gripping history is the definitive account of the battle that shifted
the tide of World War II.
Historians and reviewers worldwide have hailed Antony Beevor's magisterial Stalingrad
as the definitive account of World War II's most harrowing battle. In
August 1942, Hitler's huge Sixth Army reached the city that bore
Stalin's name. In the five month siege that followed, the Russians
fought to hold Stalingrad at any cost, then caught their Nazi enemy in
an astonishing reversal.
As never before, Stalingrad conveys
the experience of soldiers on both sides as they fought in inhuman
conditions, and of civilians trapped on an urban battlefield. Antony
Beevor has interviewed survivors and discovered completely new material
in a wide range of German and Soviet archives, including reports of

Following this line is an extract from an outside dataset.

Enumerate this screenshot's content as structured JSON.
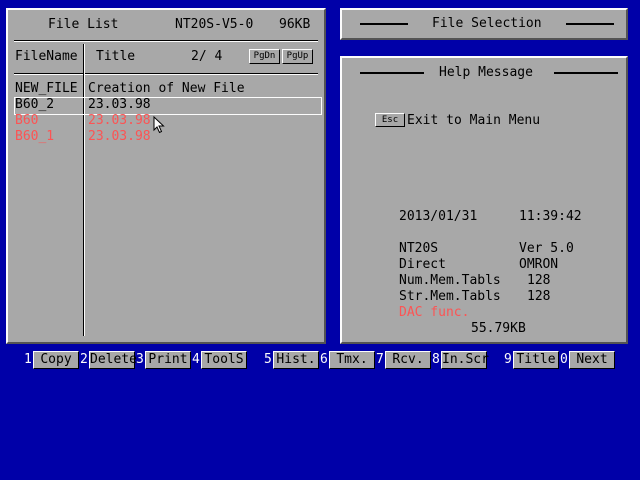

prisoner interrogations, desertions, and executions. The battle of
Stalingrad was the psychological turning point of World War II; as
Beevor makes clear, it also changed the face of modern warfare. As a
story of cruelty, courage, and human suffering, Stalingrad is
unprecedented and unforgettable.